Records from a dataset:
++++++

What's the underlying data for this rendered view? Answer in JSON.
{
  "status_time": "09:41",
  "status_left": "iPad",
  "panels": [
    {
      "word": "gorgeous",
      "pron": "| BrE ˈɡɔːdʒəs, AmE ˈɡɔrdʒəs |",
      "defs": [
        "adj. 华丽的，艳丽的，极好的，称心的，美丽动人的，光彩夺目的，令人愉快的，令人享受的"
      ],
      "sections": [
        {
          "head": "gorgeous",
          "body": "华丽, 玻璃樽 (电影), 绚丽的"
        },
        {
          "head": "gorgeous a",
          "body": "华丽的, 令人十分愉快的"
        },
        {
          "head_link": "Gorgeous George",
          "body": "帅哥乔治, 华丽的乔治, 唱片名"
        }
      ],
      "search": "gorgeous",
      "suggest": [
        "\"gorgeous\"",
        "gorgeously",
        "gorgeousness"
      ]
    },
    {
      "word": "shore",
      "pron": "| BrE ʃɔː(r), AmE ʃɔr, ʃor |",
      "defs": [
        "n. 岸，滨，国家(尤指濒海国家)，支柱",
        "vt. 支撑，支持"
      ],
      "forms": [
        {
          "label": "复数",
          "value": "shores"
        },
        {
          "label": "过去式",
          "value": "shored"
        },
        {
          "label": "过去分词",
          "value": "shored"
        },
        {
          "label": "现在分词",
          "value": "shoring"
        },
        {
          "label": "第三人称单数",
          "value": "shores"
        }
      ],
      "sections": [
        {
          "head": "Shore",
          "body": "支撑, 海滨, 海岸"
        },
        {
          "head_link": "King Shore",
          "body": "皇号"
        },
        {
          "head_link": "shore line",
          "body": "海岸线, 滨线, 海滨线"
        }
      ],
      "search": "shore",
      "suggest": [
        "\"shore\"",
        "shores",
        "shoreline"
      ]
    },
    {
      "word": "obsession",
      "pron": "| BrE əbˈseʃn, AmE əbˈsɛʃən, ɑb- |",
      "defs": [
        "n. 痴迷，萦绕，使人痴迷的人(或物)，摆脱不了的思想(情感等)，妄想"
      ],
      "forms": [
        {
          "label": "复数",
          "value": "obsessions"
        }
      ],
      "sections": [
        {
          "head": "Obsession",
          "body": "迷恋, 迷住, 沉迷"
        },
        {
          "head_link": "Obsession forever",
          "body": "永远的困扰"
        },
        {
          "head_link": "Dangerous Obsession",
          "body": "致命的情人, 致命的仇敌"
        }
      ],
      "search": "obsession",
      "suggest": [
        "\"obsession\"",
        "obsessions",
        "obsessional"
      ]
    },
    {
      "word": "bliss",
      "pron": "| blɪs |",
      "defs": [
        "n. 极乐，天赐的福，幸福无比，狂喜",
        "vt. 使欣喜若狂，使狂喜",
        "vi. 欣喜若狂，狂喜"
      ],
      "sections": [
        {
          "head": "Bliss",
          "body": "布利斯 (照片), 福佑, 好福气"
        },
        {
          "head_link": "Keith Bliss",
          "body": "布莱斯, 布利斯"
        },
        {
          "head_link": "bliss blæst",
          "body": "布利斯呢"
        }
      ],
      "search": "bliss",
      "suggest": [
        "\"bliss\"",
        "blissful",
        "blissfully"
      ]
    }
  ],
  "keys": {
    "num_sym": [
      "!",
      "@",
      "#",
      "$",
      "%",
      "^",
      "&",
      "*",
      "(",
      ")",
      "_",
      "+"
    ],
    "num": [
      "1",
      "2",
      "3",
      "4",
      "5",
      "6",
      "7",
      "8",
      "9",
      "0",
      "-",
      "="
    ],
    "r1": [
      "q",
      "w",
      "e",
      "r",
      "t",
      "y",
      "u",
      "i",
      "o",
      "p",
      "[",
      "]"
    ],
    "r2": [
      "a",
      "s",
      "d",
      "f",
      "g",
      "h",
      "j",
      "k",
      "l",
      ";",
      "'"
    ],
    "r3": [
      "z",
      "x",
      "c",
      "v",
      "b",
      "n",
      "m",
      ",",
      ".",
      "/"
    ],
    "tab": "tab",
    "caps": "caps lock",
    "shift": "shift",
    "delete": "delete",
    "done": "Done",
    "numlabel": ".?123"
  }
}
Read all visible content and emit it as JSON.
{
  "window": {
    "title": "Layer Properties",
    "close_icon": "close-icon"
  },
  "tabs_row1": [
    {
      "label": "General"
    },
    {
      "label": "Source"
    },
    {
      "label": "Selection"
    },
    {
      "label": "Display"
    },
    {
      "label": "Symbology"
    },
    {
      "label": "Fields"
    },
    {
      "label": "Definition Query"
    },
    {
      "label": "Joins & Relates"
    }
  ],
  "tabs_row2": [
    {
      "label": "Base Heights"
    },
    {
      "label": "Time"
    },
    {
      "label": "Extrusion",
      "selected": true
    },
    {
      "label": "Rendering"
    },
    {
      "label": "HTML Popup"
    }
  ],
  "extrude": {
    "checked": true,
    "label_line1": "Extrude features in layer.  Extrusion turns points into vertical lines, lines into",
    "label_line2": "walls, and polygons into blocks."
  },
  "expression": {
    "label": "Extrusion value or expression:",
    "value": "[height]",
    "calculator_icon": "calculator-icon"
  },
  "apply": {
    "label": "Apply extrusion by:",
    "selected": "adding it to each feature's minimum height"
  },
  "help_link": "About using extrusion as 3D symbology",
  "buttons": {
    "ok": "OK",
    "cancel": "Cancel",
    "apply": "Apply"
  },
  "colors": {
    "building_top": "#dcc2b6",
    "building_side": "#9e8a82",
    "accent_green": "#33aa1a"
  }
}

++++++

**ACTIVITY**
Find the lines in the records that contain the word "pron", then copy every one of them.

**EXERCISE RESULT**
      "pron": "| BrE ˈɡɔːdʒəs, AmE ˈɡɔrdʒəs |",
      "pron": "| BrE ʃɔː(r), AmE ʃɔr, ʃor |",
      "pron": "| BrE əbˈseʃn, AmE əbˈsɛʃən, ɑb- |",
      "pron": "| blɪs |",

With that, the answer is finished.